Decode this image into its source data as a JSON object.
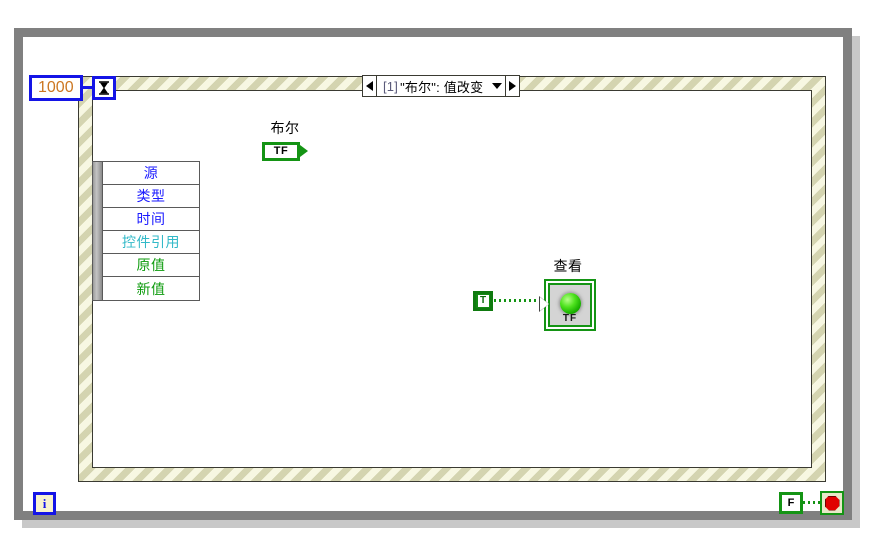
{
  "diagram": {
    "type": "labview-block-diagram",
    "loop": {
      "name": "while-loop"
    },
    "timeout_constant": {
      "value": "1000",
      "color": "#cc7722",
      "border": "#1414e6"
    },
    "timeout_terminal": {
      "icon": "hourglass-icon"
    },
    "event_structure": {
      "case_selector": {
        "index": "[1]",
        "label": "\"布尔\": 值改变",
        "left_arrow": "◀",
        "right_arrow": "▶",
        "chevron": "▾"
      },
      "data_node": {
        "rows": [
          {
            "label": "源",
            "color": "#1a1aff"
          },
          {
            "label": "类型",
            "color": "#1a1aff"
          },
          {
            "label": "时间",
            "color": "#1a1aff"
          },
          {
            "label": "控件引用",
            "color": "#32b9c8"
          },
          {
            "label": "原值",
            "color": "#0d9b0d"
          },
          {
            "label": "新值",
            "color": "#0d9b0d"
          }
        ]
      }
    },
    "boolean_terminal": {
      "label": "布尔",
      "value_text": "TF",
      "color": "#149414"
    },
    "true_constant": {
      "label": "T",
      "color": "#138a13"
    },
    "led_indicator": {
      "label": "查看",
      "value_text": "TF",
      "state": "on",
      "led_color": "#4ee21e"
    },
    "iteration_terminal": {
      "label": "i",
      "color": "#1414e6"
    },
    "false_constant": {
      "label": "F",
      "color": "#149414"
    },
    "stop_terminal": {
      "icon": "stop-octagon-icon",
      "color": "#e00000"
    }
  }
}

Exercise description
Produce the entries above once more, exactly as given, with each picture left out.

Response
Decode this image into its source data as a JSON object.
{
  "diagram": {
    "type": "labview-block-diagram",
    "loop": {
      "name": "while-loop"
    },
    "timeout_constant": {
      "value": "1000",
      "color": "#cc7722",
      "border": "#1414e6"
    },
    "timeout_terminal": {
      "icon": "hourglass-icon"
    },
    "event_structure": {
      "case_selector": {
        "index": "[1]",
        "label": "\"布尔\": 值改变",
        "left_arrow": "◀",
        "right_arrow": "▶",
        "chevron": "▾"
      },
      "data_node": {
        "rows": [
          {
            "label": "源",
            "color": "#1a1aff"
          },
          {
            "label": "类型",
            "color": "#1a1aff"
          },
          {
            "label": "时间",
            "color": "#1a1aff"
          },
          {
            "label": "控件引用",
            "color": "#32b9c8"
          },
          {
            "label": "原值",
            "color": "#0d9b0d"
          },
          {
            "label": "新值",
            "color": "#0d9b0d"
          }
        ]
      }
    },
    "boolean_terminal": {
      "label": "布尔",
      "value_text": "TF",
      "color": "#149414"
    },
    "true_constant": {
      "label": "T",
      "color": "#138a13"
    },
    "led_indicator": {
      "label": "查看",
      "value_text": "TF",
      "state": "on",
      "led_color": "#4ee21e"
    },
    "iteration_terminal": {
      "label": "i",
      "color": "#1414e6"
    },
    "false_constant": {
      "label": "F",
      "color": "#149414"
    },
    "stop_terminal": {
      "icon": "stop-octagon-icon",
      "color": "#e00000"
    }
  }
}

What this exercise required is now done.